Available data Block Start
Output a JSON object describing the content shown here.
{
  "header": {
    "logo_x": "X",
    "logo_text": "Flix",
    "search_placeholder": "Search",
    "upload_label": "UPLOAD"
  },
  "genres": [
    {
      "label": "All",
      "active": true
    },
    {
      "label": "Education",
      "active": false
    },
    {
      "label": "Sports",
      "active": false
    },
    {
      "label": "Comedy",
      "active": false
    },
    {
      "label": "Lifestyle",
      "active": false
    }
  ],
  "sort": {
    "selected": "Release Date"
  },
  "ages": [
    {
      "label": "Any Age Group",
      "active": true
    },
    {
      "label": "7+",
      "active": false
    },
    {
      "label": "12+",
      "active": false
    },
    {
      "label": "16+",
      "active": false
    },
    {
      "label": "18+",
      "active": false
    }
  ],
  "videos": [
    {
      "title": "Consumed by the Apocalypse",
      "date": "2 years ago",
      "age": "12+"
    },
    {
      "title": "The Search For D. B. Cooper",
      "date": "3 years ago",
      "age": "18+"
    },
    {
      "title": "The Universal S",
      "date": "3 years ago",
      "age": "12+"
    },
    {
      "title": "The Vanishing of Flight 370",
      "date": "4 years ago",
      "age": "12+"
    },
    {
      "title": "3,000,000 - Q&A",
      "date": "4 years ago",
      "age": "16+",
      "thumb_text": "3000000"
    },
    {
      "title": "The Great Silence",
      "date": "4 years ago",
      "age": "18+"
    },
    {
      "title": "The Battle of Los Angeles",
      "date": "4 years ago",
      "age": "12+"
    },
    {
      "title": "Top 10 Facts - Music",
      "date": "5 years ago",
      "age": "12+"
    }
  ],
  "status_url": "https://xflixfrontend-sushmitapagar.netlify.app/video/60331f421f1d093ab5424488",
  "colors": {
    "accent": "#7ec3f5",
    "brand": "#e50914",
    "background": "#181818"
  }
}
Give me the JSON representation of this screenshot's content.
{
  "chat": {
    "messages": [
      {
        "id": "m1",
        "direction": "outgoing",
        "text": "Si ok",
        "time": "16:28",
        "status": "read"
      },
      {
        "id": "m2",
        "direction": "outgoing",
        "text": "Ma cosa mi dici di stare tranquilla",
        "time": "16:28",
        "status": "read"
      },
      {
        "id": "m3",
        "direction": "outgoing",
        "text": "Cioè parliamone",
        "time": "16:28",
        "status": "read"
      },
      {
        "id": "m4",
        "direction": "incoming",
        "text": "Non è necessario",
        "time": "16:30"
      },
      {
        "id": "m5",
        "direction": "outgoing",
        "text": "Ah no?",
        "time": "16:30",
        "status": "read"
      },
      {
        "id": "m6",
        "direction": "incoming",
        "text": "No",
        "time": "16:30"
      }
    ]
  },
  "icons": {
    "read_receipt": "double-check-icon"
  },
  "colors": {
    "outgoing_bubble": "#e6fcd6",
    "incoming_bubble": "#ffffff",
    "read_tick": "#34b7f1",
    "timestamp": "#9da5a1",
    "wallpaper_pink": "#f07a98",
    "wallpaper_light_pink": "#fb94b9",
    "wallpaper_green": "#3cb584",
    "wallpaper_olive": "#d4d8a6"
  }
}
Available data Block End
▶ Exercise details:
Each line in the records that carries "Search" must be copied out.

▶ Completed task:
    "search_placeholder": "Search",
      "title": "The Search For D. B. Cooper",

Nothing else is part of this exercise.